PROMPT
Check the entries below and say how many lines include the word "data". No other text is wanted.

RECORD SET
====
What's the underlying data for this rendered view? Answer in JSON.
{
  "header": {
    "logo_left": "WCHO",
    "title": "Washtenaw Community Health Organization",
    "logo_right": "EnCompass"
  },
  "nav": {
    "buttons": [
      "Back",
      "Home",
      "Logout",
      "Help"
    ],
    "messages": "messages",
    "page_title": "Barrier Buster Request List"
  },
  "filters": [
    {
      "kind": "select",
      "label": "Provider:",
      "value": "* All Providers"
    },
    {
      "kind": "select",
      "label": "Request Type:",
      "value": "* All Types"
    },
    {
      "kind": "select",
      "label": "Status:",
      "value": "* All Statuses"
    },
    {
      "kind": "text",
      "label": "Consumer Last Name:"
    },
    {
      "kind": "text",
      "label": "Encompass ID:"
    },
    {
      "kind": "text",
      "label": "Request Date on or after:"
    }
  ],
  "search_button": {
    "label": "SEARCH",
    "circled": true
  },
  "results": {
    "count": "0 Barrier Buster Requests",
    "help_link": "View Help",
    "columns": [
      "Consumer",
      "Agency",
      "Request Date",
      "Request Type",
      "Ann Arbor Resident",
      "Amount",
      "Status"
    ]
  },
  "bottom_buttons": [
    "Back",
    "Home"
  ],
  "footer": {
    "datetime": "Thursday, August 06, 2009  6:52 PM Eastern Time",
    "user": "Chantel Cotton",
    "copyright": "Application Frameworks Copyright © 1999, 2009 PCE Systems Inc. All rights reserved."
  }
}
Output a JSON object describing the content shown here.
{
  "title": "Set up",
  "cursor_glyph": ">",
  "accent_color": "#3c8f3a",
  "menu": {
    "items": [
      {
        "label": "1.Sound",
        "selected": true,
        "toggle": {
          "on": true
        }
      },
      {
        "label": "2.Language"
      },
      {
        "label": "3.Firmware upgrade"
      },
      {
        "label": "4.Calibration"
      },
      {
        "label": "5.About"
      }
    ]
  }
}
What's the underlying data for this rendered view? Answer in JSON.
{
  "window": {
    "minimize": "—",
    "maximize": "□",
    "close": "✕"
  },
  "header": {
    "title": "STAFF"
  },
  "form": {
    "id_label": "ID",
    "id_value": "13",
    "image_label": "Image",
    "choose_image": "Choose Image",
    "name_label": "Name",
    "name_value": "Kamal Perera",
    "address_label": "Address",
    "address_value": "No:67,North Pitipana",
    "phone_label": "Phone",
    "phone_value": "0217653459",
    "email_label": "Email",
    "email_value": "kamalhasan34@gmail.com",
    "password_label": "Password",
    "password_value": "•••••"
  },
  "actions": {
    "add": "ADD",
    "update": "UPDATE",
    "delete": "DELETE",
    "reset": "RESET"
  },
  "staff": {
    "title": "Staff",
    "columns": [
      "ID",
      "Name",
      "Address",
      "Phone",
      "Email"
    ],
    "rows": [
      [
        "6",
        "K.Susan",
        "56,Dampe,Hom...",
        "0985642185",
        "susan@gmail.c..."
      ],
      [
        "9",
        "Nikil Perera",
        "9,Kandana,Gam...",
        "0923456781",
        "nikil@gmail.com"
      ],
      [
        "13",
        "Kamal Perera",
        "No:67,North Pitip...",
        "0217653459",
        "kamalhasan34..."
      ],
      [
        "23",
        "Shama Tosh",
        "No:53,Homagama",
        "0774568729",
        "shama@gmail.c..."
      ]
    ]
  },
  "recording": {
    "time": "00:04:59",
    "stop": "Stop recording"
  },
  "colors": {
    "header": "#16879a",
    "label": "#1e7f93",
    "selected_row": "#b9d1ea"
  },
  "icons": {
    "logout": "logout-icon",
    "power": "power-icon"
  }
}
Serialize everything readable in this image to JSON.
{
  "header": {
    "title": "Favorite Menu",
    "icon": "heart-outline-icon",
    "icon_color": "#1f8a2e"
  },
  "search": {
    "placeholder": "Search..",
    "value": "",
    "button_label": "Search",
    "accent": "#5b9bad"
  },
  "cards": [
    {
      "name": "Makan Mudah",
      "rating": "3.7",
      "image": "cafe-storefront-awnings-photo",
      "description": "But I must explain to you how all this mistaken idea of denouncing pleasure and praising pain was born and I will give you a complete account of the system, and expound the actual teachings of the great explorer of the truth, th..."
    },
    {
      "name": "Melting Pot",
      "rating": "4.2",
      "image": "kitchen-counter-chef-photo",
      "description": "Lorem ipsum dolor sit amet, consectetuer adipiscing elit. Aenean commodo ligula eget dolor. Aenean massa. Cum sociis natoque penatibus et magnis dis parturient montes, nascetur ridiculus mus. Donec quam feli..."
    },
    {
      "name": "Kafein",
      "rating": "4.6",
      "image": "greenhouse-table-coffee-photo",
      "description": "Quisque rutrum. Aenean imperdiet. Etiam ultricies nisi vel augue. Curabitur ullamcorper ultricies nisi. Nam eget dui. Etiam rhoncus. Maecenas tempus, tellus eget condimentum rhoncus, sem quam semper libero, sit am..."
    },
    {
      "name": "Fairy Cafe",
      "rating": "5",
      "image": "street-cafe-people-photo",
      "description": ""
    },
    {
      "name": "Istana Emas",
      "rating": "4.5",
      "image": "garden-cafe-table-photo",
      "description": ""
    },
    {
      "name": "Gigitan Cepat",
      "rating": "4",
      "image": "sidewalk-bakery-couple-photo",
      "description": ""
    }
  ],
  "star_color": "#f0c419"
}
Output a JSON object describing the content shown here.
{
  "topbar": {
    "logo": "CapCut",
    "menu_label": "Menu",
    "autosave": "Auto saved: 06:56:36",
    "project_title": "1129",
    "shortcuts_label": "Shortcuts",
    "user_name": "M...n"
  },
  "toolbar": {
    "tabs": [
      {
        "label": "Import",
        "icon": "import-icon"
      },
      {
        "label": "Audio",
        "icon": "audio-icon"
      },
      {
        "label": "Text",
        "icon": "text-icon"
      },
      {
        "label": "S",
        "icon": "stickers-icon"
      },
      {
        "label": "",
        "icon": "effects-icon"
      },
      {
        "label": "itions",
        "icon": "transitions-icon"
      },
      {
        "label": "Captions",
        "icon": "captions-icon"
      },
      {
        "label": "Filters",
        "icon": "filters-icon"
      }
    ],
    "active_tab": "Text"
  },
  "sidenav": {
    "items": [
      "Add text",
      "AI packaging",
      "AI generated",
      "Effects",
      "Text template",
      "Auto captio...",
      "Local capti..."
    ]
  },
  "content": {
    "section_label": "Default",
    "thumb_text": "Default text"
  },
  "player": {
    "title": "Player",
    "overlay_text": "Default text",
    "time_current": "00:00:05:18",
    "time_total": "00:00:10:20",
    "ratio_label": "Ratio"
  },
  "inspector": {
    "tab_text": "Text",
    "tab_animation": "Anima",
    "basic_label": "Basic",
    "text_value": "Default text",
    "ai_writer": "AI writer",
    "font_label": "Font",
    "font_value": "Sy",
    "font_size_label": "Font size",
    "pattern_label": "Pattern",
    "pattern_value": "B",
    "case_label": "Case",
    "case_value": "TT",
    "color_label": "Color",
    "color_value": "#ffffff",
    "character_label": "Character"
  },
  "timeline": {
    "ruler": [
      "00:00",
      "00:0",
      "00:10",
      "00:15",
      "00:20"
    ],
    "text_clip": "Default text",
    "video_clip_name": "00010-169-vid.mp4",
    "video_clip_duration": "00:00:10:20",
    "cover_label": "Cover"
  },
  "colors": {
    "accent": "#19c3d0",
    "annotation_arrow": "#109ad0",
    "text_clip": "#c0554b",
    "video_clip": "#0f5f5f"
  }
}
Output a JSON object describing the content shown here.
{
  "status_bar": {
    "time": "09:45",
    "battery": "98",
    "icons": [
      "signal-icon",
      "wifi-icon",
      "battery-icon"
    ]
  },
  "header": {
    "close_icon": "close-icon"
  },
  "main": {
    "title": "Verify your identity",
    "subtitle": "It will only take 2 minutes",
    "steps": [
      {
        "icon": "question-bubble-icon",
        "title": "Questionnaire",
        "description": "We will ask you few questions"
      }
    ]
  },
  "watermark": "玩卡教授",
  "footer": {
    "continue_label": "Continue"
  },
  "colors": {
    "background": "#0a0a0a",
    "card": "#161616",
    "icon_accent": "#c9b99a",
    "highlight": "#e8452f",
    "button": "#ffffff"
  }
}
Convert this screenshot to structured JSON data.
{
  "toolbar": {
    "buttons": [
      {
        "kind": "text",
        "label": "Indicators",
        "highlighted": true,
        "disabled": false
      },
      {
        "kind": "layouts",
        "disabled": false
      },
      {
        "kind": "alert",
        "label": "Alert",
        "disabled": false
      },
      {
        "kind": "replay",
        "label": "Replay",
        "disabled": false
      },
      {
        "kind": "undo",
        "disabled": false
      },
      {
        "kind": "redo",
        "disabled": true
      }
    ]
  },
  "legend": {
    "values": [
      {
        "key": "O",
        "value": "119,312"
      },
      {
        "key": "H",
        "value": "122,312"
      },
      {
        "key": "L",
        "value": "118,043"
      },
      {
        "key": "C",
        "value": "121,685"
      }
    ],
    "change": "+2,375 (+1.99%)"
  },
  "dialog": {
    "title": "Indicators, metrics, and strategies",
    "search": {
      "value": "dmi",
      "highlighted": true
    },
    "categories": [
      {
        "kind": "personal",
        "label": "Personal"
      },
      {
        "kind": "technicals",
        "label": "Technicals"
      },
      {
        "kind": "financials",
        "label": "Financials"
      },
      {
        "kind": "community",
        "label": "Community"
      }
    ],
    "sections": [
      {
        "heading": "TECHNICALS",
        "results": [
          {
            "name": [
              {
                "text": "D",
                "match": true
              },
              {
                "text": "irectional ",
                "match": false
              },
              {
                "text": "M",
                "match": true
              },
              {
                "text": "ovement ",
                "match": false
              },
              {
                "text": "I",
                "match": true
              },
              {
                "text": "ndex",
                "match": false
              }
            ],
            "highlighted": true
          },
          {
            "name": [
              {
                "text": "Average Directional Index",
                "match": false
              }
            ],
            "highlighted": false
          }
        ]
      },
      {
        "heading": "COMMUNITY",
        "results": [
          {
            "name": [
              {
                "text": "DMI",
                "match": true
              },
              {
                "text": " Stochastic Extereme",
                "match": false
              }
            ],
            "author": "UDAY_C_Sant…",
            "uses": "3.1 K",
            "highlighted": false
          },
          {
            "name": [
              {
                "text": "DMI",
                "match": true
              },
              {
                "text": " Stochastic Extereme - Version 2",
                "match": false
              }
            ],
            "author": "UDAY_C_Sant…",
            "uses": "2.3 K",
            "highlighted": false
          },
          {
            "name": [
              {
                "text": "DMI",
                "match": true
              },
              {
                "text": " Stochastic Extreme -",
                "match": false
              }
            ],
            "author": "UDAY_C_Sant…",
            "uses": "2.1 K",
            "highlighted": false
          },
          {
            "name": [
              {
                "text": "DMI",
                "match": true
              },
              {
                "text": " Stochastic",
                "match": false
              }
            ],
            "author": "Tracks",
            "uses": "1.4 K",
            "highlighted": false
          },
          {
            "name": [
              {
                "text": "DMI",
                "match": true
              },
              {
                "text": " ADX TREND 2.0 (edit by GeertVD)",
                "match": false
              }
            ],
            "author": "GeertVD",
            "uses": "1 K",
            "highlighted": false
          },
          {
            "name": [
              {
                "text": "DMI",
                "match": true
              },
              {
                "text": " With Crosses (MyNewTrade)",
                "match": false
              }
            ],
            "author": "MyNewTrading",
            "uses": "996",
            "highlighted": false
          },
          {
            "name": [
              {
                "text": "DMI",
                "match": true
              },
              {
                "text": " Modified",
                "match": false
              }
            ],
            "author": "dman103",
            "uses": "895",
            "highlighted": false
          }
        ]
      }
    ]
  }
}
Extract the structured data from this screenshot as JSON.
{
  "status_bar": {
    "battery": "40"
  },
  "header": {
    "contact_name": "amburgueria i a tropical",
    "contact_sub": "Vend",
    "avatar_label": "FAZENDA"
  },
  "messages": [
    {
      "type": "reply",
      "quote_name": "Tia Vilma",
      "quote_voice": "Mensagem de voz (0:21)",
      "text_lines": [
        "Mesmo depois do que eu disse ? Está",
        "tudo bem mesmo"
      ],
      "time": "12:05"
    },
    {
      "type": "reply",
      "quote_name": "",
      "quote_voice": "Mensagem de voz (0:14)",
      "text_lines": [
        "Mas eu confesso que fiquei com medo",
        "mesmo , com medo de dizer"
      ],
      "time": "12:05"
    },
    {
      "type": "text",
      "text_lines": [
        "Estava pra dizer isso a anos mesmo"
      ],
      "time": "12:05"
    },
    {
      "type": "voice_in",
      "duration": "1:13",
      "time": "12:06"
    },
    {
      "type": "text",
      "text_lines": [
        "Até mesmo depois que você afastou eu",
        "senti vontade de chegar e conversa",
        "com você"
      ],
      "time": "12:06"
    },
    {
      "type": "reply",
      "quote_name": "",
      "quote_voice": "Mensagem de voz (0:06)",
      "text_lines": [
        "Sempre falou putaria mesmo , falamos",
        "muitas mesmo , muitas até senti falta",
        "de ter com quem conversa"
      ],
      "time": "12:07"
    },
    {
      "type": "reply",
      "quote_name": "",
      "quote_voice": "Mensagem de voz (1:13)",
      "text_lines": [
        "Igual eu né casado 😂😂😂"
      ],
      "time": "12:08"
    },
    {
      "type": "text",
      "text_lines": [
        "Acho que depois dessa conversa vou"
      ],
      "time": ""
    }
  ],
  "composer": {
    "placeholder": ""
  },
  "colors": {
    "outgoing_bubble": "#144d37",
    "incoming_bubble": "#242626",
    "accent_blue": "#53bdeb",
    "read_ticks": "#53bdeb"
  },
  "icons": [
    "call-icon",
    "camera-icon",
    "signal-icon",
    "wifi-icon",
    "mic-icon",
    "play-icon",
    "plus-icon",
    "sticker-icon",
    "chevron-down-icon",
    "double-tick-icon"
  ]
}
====
TASK OUTPUT
4